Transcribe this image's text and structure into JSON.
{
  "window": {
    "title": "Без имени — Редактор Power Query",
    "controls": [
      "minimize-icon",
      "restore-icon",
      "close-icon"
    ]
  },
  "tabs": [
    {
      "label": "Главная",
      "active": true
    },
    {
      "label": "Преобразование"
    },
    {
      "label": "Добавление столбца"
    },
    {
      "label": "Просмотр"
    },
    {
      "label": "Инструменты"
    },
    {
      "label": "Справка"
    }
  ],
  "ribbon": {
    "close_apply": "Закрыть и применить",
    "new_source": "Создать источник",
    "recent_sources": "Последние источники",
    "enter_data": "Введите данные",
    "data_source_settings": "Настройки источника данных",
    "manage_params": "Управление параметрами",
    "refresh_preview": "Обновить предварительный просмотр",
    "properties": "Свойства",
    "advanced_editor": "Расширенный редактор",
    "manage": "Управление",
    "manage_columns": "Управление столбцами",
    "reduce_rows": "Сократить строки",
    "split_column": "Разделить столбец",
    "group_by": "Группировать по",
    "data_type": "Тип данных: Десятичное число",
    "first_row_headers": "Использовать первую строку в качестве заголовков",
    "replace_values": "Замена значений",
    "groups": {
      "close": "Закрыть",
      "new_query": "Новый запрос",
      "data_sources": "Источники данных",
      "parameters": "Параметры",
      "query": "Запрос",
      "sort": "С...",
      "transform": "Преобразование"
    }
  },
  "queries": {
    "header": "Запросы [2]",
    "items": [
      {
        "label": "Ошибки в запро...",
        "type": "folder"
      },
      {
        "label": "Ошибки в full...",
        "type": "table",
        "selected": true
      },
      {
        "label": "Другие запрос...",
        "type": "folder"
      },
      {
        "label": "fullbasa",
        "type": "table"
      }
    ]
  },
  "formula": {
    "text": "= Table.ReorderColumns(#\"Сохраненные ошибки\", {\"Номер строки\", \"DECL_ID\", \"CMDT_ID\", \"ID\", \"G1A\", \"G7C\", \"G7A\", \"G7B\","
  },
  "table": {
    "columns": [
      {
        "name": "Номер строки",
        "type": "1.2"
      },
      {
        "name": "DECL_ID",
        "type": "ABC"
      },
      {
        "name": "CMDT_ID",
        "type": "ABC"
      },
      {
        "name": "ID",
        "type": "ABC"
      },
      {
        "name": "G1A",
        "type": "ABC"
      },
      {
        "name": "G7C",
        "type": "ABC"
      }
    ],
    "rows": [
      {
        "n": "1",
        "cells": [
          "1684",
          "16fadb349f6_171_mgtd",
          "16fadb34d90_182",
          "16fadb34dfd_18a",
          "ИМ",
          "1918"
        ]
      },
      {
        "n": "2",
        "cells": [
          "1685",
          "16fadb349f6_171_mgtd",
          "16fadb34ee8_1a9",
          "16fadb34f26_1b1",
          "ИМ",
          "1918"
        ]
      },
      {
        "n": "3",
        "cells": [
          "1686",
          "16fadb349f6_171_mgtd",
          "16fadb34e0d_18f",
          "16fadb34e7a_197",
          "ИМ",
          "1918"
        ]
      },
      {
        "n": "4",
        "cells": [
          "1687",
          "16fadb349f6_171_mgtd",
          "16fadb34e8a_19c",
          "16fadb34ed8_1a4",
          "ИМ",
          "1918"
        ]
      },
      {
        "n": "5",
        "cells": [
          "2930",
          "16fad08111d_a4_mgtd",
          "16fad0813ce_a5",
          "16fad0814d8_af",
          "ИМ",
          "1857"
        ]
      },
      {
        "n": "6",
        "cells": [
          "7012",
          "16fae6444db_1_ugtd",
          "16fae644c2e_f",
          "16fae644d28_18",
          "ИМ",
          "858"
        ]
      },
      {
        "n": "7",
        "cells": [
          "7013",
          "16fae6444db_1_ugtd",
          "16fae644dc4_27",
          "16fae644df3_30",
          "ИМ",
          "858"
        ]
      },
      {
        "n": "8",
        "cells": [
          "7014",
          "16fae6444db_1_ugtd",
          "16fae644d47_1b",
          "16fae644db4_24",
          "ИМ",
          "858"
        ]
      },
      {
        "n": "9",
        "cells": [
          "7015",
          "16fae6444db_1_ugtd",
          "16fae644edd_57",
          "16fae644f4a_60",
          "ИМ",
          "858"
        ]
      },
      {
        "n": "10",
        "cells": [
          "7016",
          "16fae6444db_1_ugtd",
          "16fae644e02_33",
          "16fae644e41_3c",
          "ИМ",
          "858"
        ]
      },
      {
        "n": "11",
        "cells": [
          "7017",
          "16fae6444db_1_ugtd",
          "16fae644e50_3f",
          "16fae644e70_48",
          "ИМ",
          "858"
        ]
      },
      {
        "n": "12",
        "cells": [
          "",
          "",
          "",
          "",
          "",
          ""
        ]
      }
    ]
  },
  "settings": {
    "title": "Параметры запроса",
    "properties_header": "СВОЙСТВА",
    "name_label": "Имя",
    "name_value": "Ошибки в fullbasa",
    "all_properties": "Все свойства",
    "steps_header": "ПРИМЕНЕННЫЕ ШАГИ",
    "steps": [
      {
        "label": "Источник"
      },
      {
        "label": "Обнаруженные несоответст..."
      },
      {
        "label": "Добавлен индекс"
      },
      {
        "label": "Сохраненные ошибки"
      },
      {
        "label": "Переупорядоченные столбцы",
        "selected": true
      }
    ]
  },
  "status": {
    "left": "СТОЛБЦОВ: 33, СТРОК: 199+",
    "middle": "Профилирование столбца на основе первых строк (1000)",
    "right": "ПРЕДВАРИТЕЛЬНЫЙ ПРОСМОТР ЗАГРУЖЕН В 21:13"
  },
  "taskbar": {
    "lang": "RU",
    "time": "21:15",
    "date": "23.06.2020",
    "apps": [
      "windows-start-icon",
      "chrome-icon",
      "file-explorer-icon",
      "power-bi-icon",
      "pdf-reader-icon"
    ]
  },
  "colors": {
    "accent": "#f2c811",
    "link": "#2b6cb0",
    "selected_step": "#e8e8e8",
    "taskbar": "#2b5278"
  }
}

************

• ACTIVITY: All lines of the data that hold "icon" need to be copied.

• REPLY:
      "minimize-icon",
      "restore-icon",
      "close-icon"
      "windows-start-icon",
      "chrome-icon",
      "file-explorer-icon",
      "power-bi-icon",
      "pdf-reader-icon"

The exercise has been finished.